Task directions » Across the data below, count every line where the string "name" appears. Answer with the number alone.

Supplied information »

⟨

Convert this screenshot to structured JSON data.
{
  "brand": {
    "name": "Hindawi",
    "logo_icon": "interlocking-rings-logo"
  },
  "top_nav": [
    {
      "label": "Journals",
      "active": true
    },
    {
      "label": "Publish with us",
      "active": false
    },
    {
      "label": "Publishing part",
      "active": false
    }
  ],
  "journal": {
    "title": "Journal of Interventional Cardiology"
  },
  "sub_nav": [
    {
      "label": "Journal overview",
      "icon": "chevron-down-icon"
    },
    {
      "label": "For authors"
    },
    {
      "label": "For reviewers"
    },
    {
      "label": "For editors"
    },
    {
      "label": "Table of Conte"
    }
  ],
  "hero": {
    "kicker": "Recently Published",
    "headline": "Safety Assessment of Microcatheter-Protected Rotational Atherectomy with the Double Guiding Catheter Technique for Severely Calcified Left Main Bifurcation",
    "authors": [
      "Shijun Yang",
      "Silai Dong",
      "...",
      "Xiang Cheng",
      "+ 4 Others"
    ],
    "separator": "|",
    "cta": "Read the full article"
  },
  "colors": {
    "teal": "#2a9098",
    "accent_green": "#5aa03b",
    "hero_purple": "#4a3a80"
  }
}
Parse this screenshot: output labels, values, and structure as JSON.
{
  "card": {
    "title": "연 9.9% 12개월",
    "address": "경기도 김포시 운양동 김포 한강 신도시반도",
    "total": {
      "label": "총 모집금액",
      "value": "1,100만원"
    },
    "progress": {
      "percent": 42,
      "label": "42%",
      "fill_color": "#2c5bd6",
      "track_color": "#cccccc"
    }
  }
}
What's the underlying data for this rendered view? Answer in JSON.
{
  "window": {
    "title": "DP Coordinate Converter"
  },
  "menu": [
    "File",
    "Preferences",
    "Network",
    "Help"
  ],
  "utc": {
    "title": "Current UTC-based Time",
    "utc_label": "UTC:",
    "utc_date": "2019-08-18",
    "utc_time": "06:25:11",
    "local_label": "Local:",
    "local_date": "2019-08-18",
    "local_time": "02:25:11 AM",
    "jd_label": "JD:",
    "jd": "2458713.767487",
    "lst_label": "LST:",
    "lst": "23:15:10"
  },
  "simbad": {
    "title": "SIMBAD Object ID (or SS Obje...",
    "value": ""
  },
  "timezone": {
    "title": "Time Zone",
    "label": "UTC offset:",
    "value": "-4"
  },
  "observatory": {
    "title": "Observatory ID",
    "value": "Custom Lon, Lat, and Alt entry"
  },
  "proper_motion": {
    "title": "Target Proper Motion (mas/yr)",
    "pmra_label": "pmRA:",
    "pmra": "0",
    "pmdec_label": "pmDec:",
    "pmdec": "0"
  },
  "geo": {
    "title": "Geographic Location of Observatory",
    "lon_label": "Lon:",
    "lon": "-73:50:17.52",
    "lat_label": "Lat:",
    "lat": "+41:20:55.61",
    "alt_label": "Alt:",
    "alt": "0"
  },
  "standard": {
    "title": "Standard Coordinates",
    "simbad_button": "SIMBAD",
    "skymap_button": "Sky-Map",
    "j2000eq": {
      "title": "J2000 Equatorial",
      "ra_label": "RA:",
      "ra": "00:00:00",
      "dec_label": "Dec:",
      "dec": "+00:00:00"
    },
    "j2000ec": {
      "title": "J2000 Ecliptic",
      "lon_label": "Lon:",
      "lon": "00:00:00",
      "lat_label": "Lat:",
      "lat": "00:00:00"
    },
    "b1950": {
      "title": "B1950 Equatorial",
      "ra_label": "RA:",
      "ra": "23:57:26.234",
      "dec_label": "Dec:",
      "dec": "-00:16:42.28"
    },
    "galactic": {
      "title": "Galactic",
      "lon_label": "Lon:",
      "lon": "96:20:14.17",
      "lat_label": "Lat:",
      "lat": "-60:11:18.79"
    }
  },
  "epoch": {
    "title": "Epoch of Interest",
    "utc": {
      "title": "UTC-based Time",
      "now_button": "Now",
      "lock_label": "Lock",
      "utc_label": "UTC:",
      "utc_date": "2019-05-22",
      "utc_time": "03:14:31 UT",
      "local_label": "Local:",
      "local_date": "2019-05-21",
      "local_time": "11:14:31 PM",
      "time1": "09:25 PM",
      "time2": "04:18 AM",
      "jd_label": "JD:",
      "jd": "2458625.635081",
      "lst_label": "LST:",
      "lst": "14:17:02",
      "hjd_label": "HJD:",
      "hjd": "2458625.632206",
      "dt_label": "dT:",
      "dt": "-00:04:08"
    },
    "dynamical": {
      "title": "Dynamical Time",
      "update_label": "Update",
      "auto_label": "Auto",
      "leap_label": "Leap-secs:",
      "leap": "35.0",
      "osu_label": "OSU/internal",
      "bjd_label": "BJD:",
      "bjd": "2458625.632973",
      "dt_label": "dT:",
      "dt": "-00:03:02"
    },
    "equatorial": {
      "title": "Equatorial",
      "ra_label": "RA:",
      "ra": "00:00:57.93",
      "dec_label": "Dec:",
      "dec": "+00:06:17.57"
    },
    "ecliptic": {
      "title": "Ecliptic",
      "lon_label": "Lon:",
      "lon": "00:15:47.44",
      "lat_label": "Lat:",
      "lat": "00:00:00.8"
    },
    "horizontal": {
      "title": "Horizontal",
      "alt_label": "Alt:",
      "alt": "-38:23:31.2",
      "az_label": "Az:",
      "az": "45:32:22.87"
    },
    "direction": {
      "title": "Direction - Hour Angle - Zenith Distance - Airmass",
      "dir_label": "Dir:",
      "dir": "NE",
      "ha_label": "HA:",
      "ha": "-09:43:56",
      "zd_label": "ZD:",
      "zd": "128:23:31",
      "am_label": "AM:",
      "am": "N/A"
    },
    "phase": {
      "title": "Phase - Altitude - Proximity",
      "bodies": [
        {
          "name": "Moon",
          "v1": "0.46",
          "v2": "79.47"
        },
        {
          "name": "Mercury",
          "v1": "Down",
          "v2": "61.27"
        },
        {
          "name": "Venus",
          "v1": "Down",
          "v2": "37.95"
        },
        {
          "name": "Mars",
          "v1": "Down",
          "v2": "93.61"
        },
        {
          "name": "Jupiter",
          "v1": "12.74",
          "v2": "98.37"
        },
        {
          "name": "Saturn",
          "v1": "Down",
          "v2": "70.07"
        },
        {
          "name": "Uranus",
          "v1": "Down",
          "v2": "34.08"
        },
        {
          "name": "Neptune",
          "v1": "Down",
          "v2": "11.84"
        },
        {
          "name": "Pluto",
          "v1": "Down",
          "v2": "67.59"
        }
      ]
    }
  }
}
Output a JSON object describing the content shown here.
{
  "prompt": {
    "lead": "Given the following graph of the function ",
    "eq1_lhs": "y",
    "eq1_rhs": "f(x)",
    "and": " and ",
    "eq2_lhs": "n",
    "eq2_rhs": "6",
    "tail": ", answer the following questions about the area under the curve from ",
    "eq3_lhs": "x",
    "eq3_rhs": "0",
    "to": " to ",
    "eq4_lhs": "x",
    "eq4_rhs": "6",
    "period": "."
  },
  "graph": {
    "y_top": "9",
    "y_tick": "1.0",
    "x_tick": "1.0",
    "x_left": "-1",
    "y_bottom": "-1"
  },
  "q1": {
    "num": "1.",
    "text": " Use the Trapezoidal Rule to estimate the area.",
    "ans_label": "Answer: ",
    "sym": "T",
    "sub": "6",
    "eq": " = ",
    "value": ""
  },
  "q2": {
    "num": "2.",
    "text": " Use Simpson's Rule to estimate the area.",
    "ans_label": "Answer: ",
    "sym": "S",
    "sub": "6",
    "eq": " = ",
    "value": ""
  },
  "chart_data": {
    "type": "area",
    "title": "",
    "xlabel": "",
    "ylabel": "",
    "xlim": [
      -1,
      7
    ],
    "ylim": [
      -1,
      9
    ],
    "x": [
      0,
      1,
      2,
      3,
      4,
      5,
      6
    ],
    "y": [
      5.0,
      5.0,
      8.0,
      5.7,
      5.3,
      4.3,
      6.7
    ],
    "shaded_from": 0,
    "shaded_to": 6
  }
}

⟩

Worked solution » 10